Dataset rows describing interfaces
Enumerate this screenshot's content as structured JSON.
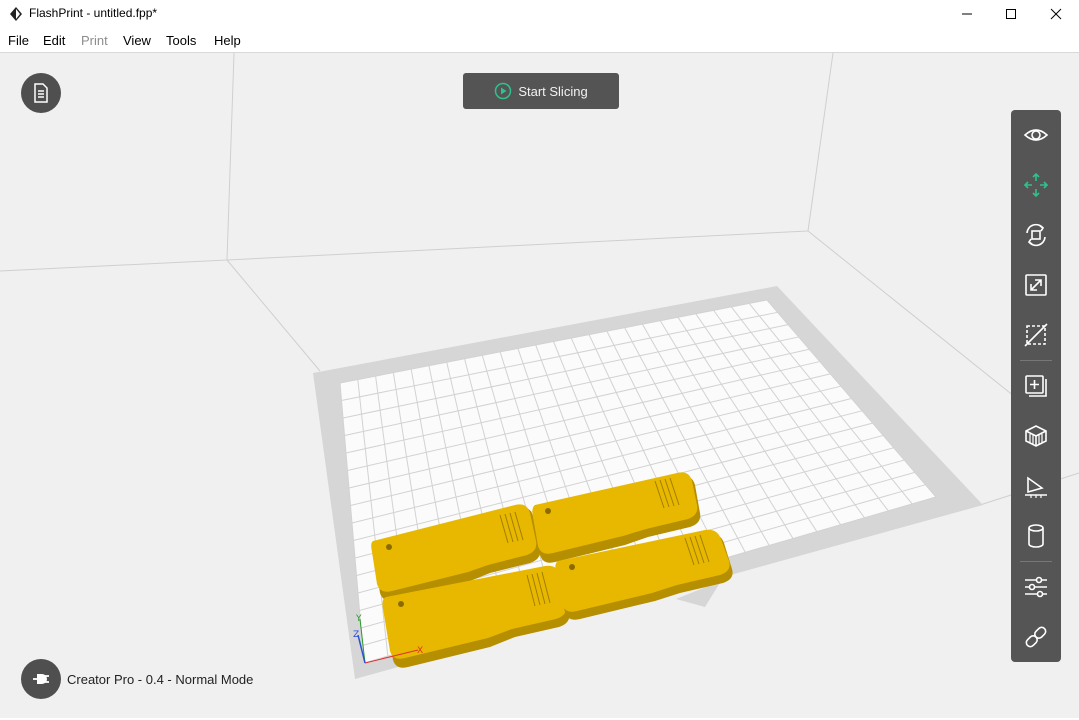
{
  "window": {
    "title": "FlashPrint - untitled.fpp*"
  },
  "menu": {
    "items": [
      {
        "label": "File",
        "enabled": true
      },
      {
        "label": "Edit",
        "enabled": true
      },
      {
        "label": "Print",
        "enabled": false
      },
      {
        "label": "View",
        "enabled": true
      },
      {
        "label": "Tools",
        "enabled": true
      },
      {
        "label": "Help",
        "enabled": true
      }
    ]
  },
  "viewport": {
    "slice_button_label": "Start Slicing",
    "axis_labels": {
      "x": "X",
      "y": "Y",
      "z": "Z"
    },
    "model_color": "#e8b800",
    "accent_color": "#2ec28c"
  },
  "toolbar": {
    "tools": [
      {
        "name": "view",
        "icon": "eye-icon",
        "active": false
      },
      {
        "name": "move",
        "icon": "move-arrows-icon",
        "active": true
      },
      {
        "name": "rotate",
        "icon": "rotate-icon",
        "active": false
      },
      {
        "name": "scale",
        "icon": "scale-icon",
        "active": false
      },
      {
        "name": "cut",
        "icon": "cut-icon",
        "active": false
      },
      {
        "name": "add-model",
        "icon": "add-model-icon",
        "active": false
      },
      {
        "name": "supports",
        "icon": "supports-icon",
        "active": false
      },
      {
        "name": "lay-on-face",
        "icon": "lay-flat-icon",
        "active": false
      },
      {
        "name": "shell",
        "icon": "cylinder-icon",
        "active": false
      },
      {
        "name": "settings",
        "icon": "sliders-icon",
        "active": false
      },
      {
        "name": "link",
        "icon": "link-icon",
        "active": false
      }
    ]
  },
  "status": {
    "text": "Creator Pro - 0.4 - Normal Mode"
  }
}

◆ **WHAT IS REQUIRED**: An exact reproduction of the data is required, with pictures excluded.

◆ **SOLUTION TO THIS EXERCISE**:
Enumerate this screenshot's content as structured JSON.
{
  "window": {
    "title": "FlashPrint - untitled.fpp*"
  },
  "menu": {
    "items": [
      {
        "label": "File",
        "enabled": true
      },
      {
        "label": "Edit",
        "enabled": true
      },
      {
        "label": "Print",
        "enabled": false
      },
      {
        "label": "View",
        "enabled": true
      },
      {
        "label": "Tools",
        "enabled": true
      },
      {
        "label": "Help",
        "enabled": true
      }
    ]
  },
  "viewport": {
    "slice_button_label": "Start Slicing",
    "axis_labels": {
      "x": "X",
      "y": "Y",
      "z": "Z"
    },
    "model_color": "#e8b800",
    "accent_color": "#2ec28c"
  },
  "toolbar": {
    "tools": [
      {
        "name": "view",
        "icon": "eye-icon",
        "active": false
      },
      {
        "name": "move",
        "icon": "move-arrows-icon",
        "active": true
      },
      {
        "name": "rotate",
        "icon": "rotate-icon",
        "active": false
      },
      {
        "name": "scale",
        "icon": "scale-icon",
        "active": false
      },
      {
        "name": "cut",
        "icon": "cut-icon",
        "active": false
      },
      {
        "name": "add-model",
        "icon": "add-model-icon",
        "active": false
      },
      {
        "name": "supports",
        "icon": "supports-icon",
        "active": false
      },
      {
        "name": "lay-on-face",
        "icon": "lay-flat-icon",
        "active": false
      },
      {
        "name": "shell",
        "icon": "cylinder-icon",
        "active": false
      },
      {
        "name": "settings",
        "icon": "sliders-icon",
        "active": false
      },
      {
        "name": "link",
        "icon": "link-icon",
        "active": false
      }
    ]
  },
  "status": {
    "text": "Creator Pro - 0.4 - Normal Mode"
  }
}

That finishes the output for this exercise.